→ **WHAT THIS TASK INVOLVES**
Below are the records; give the number of their lines that contain the word "name" and nothing more.
##### PROVIDED DATA #####
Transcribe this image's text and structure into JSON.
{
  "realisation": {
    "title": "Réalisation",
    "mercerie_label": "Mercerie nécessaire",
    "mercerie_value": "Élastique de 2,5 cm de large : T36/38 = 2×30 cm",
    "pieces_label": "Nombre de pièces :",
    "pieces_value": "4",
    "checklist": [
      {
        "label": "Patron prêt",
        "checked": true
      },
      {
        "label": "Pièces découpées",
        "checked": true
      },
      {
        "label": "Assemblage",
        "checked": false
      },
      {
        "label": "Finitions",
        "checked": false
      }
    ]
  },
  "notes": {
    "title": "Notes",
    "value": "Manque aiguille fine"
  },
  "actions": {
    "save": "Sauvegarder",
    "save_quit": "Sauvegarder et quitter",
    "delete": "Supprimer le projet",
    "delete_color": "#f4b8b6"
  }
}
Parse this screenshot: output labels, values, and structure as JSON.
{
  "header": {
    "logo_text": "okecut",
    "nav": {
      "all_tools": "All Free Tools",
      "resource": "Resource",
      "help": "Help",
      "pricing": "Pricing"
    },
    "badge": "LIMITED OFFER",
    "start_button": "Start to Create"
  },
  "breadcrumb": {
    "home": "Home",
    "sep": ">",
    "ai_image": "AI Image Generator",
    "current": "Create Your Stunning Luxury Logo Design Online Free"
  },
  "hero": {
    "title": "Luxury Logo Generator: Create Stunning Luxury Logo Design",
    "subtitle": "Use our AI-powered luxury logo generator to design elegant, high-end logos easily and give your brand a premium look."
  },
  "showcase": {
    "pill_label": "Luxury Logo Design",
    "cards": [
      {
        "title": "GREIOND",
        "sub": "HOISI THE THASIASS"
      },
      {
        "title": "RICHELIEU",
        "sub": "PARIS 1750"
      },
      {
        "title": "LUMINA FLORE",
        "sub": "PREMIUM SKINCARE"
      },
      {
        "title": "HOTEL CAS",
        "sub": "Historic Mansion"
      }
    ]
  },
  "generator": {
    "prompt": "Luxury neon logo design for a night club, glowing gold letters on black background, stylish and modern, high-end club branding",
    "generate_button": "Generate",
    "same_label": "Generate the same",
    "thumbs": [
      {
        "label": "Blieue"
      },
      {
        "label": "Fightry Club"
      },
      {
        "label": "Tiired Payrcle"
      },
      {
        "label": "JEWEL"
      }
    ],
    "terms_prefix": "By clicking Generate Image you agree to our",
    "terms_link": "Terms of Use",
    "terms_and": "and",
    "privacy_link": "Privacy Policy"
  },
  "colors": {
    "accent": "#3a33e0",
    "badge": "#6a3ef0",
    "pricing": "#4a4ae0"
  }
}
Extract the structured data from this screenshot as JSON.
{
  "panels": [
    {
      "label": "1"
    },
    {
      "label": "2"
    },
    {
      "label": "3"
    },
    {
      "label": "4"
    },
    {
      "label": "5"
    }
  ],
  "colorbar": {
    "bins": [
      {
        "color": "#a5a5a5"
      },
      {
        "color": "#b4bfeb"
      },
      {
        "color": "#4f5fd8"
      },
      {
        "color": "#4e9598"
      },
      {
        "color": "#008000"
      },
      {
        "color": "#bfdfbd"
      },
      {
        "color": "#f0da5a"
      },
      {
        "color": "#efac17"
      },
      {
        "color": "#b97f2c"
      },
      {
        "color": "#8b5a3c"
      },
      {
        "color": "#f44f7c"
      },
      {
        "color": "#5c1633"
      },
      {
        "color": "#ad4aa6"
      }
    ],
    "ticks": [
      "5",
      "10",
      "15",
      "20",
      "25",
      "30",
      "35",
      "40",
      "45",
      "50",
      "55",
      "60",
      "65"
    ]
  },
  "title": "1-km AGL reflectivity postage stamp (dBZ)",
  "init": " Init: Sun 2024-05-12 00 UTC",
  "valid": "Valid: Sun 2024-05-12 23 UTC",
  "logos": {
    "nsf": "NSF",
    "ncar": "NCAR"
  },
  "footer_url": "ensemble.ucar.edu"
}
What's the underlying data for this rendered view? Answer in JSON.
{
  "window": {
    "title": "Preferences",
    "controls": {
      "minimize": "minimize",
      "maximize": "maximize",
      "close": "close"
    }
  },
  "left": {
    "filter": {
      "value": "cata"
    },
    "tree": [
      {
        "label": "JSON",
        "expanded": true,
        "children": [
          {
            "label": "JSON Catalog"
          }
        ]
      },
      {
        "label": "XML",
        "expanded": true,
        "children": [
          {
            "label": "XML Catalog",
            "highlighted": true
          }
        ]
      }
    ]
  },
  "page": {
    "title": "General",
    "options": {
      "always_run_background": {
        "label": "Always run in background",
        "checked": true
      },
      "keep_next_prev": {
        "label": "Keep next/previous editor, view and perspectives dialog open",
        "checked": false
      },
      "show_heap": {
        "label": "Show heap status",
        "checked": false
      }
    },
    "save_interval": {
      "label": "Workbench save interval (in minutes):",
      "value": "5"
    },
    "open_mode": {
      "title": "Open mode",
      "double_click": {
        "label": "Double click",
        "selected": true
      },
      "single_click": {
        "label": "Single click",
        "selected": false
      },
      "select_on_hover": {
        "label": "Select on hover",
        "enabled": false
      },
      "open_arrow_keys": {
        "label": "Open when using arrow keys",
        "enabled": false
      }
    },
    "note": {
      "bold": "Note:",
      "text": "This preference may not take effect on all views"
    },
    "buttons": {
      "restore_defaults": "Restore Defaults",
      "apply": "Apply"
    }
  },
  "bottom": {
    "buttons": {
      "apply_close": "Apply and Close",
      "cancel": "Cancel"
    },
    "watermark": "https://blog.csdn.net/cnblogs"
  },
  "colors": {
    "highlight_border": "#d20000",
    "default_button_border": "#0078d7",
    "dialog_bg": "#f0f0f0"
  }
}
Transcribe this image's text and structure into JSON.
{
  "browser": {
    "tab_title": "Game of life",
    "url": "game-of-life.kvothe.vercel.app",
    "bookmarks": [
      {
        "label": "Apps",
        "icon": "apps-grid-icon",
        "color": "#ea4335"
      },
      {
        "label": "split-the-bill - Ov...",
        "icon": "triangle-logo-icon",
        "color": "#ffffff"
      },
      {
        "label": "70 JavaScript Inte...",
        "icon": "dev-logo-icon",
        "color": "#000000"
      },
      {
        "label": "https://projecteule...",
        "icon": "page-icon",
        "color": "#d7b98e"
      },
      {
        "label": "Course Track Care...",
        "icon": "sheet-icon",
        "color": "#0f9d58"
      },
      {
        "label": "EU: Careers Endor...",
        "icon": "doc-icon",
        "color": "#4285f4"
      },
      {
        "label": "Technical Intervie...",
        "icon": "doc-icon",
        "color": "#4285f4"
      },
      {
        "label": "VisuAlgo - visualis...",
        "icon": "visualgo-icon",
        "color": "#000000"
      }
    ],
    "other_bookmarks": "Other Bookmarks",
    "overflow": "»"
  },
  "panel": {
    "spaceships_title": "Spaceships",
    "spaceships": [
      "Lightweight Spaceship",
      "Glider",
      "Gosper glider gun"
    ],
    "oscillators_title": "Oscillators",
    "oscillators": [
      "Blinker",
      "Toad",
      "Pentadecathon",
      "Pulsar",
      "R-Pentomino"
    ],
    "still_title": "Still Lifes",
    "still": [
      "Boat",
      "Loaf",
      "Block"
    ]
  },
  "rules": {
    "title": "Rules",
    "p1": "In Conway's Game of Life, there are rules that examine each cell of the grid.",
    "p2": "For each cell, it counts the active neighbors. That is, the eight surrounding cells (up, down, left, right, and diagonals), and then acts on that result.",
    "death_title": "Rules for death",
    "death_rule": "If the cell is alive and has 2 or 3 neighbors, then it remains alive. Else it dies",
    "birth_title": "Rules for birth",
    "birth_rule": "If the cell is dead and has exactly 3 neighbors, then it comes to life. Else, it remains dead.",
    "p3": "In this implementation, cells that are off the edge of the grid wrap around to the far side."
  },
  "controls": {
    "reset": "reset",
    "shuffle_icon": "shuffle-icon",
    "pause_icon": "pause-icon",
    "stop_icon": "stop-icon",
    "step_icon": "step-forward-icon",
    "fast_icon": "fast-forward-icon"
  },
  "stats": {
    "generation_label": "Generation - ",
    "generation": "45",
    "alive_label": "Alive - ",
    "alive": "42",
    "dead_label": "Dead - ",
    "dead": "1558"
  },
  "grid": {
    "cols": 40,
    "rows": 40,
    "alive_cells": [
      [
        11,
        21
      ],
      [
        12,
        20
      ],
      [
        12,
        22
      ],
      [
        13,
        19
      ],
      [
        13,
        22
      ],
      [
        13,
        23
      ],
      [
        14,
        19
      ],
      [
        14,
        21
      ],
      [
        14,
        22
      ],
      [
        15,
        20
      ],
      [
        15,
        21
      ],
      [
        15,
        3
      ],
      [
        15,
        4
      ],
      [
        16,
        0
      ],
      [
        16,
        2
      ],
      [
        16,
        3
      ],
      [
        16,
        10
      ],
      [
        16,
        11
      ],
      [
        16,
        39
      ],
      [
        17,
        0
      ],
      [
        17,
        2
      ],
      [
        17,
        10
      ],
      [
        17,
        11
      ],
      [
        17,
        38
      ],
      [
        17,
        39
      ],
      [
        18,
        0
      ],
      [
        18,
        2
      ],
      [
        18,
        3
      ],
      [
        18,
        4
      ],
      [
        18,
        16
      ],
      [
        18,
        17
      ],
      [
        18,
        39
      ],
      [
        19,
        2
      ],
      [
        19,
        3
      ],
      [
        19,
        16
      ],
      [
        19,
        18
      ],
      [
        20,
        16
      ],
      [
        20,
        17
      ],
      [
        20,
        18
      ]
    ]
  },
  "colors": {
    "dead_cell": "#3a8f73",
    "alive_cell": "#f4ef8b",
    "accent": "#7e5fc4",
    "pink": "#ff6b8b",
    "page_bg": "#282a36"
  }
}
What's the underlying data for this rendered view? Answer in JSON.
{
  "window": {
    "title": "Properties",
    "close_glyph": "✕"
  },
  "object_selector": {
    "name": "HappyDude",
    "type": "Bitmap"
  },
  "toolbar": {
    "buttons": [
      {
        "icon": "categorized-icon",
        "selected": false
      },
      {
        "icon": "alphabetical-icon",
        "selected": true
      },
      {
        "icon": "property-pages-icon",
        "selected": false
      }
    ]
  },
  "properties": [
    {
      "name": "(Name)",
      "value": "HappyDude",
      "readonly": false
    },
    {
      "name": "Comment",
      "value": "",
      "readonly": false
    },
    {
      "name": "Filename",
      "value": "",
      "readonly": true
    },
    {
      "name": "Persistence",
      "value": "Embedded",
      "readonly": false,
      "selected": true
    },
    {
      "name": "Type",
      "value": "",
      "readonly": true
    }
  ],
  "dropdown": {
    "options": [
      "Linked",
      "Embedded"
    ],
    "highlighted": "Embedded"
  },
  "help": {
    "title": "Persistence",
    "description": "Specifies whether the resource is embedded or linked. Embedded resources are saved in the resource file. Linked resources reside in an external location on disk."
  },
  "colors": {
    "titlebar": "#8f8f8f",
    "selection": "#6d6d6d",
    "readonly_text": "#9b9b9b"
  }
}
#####
→ **THE COMPLETED TASK**
6